That must not be true, evidenced here: &quot;Dec. 1, 2011 — University police obtain a search warrant for Jenson's home.&quot; If they got a warrant, they are cops.


Wed, Feb 1, 2012 : 1:58 a.m.

Thats the issue, they should not be handling ANY crimes. They are not Police Officers and obviously don't have the public's best interest in mind.


Tue, Jan 31, 2012 : 11:25 p.m.

Hospital Security acts like the campus police on the hospital campus. They investigate all crimes and handle all complaints and call main campus police when warranted and they call A2 police when warranted.

Silly Sally

Tue, Jan 31, 2012 : 9:55 p.m.

Wow, smart enough to be a medical doctor at UM but stupit enought to bring porn to work. Then when comprimised, all he had to do was retrieve it. But instead he logs in a second time, creating a nice tim-line for the police. Then all he had to do was to remove ALL porn from his home. But he did not and his life is forever changed. What a loser. Wow. I'm glad he is not examining my children, though.


Tue, Jan 31, 2012 : 9:40 p.m.

&quot;Nov. 21, 2011 — The incident is finally reported to university police after a hospital security official comes forward.&quot; My question here would be what caused the official to finally come forward? Also, were they involved in the original &quot;investigation&quot;? The highest ranking office here is still the Office of the General Counsel - attorneys for the University of Michigan. They found no need to report anything to the police?

Left is Right

Wed, Feb 1, 2012 : 4:41 a.m.
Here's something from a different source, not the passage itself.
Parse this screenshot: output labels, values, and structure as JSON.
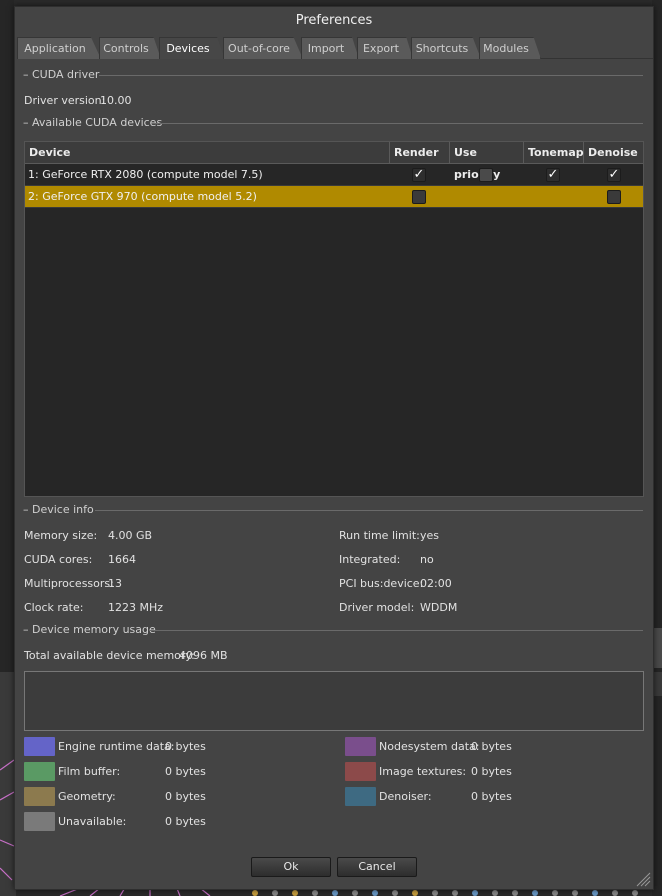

&quot;The highest ranking office here is still the Office of the General Counsel - attorneys for the University of Michigan. They found no need to report anything to the police?&quot; Or up the hospital / university chain of command? Chilling from a number of perspectives.